**Prompt**
Retype the data that follows line by line, exactly, and leave its pictures out.
########
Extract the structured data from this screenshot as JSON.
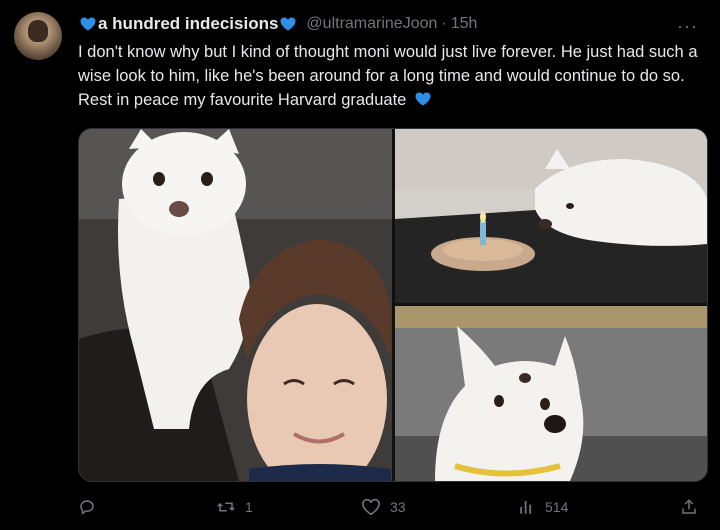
{
  "tweet": {
    "display_name": "a hundred indecisions",
    "handle": "@ultramarineJoon",
    "separator": "·",
    "time": "15h",
    "more_icon": "more-horizontal-icon",
    "text": "I don't know why but I kind of thought moni would just live forever. He just had such a wise look to him, like he's been around for a long time and would continue to do so. Rest in peace my favourite Harvard graduate",
    "heart_color": "#2f8fe6",
    "more_label": "···"
  },
  "media": {
    "images": [
      {
        "name": "white-dog-with-man-selfie"
      },
      {
        "name": "white-dog-with-birthday-candle"
      },
      {
        "name": "white-dog-closeup-outdoors"
      }
    ]
  },
  "actions": {
    "reply": {
      "icon": "reply-icon",
      "count": ""
    },
    "retweet": {
      "icon": "retweet-icon",
      "count": "1"
    },
    "like": {
      "icon": "heart-icon",
      "count": "33"
    },
    "views": {
      "icon": "views-icon",
      "count": "514"
    },
    "share": {
      "icon": "share-icon",
      "count": ""
    }
  }
}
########
**Answer box**
Extract the structured data from this screenshot as JSON.
{
  "tweet": {
    "display_name": "a hundred indecisions",
    "handle": "@ultramarineJoon",
    "separator": "·",
    "time": "15h",
    "more_icon": "more-horizontal-icon",
    "text": "I don't know why but I kind of thought moni would just live forever. He just had such a wise look to him, like he's been around for a long time and would continue to do so. Rest in peace my favourite Harvard graduate",
    "heart_color": "#2f8fe6",
    "more_label": "···"
  },
  "media": {
    "images": [
      {
        "name": "white-dog-with-man-selfie"
      },
      {
        "name": "white-dog-with-birthday-candle"
      },
      {
        "name": "white-dog-closeup-outdoors"
      }
    ]
  },
  "actions": {
    "reply": {
      "icon": "reply-icon",
      "count": ""
    },
    "retweet": {
      "icon": "retweet-icon",
      "count": "1"
    },
    "like": {
      "icon": "heart-icon",
      "count": "33"
    },
    "views": {
      "icon": "views-icon",
      "count": "514"
    },
    "share": {
      "icon": "share-icon",
      "count": ""
    }
  }
}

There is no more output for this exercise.